What are the biggest challenges in measuring accurate public opinion in Iran?
The biggest challenge we face in difficult and complex environments such as Iran is a significant lack of prior research on which we could build our studies. For this reason, pre-data collection research, pilots, and experiments consume a lot more of our time than when analyzing Western countries.
In societies where little scientific opinion research is conducted, every interest group can claim that the public supports their policies without there being any data to either substantiate or disprove their claims. Our hope is that we can help fill this void by facilitating the availability of high-quality opinion polling data.

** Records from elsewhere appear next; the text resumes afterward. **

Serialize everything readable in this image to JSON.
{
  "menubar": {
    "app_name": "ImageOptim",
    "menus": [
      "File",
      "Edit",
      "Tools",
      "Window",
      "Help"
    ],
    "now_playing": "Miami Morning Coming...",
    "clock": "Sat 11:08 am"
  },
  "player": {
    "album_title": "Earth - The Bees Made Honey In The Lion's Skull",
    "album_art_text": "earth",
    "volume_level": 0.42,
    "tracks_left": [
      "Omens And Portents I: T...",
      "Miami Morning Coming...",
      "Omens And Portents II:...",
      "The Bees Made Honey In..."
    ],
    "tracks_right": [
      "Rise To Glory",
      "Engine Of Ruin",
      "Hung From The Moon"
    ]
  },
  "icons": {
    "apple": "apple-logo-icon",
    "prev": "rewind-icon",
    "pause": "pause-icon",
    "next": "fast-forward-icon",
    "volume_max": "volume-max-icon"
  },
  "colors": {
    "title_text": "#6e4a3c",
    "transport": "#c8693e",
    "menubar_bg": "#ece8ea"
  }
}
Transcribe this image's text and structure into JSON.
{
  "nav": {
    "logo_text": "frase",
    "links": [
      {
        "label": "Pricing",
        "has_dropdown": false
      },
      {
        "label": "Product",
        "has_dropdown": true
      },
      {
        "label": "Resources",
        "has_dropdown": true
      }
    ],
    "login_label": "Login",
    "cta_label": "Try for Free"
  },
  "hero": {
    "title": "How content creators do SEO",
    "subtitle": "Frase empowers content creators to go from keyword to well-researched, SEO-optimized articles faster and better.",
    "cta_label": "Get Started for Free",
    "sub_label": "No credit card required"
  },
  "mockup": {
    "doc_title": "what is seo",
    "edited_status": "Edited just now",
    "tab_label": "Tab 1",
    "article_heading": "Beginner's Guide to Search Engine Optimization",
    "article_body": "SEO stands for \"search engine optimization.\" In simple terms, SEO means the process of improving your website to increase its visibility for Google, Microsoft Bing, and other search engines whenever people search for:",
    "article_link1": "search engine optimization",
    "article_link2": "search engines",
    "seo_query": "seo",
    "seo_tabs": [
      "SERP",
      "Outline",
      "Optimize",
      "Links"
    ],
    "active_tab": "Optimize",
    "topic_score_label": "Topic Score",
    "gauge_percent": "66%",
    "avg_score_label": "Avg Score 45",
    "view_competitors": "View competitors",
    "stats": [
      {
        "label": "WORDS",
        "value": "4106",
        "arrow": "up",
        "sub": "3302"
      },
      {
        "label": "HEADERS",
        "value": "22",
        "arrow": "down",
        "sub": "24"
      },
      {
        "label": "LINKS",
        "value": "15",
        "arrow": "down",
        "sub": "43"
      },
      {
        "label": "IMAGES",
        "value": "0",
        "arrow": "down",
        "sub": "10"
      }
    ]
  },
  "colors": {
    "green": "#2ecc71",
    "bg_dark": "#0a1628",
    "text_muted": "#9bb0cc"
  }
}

We operate multiple polling call centers — we have 106 active stations — and conduct over 160,000 interviews per year. Unlike other polling agencies, which only conduct interviews in Farsi — the native language of about 55% of Iran’s population — we employ staff fluent in nine additional languages and dialects found in the country: Azerbaijani, Gilaki, Mazandarani, Kurdish, Luri, Arabic, Balochi, Turkmen, and Tat. This allows us to accurately communicate survey questions and record responses.
In many developed countries, it is standard practice to weight the polling results or impose quotas during data collection because the response rates are too low. But in Iran, since there is almost no telemarketing, and since the public is generally more interested to share and talk about their views, our probability-sampled telephone surveys enjoy high enough response rates that generally do not require any weighting or the imposition of quotas.
What can we expect from Ebrahim Raisi as Iran’s president in terms of both domestic and foreign policy?
His presidency is unlikely to change the course of Iran’s foreign policy in a drastic manner, as such decisions are made at Iran’s Supreme National Security Council through a consensus-building mechanism.
We are very likely to see shifts at the domestic level, however. Raisi’s administration will try to shift Iran’s economic and developmental orientation towards further self-reliance. Managing the COVID-19 pandemic and dealing with endemic economic corruption will probably be his top priorities.
Based on our most recent polls, a majority of Iranians are still hopeful that Raisi’s administration will change the situation for the better. We will continue to track where the Iranian public stands on this and other issues of national and international significance and will report on them on a regular basis.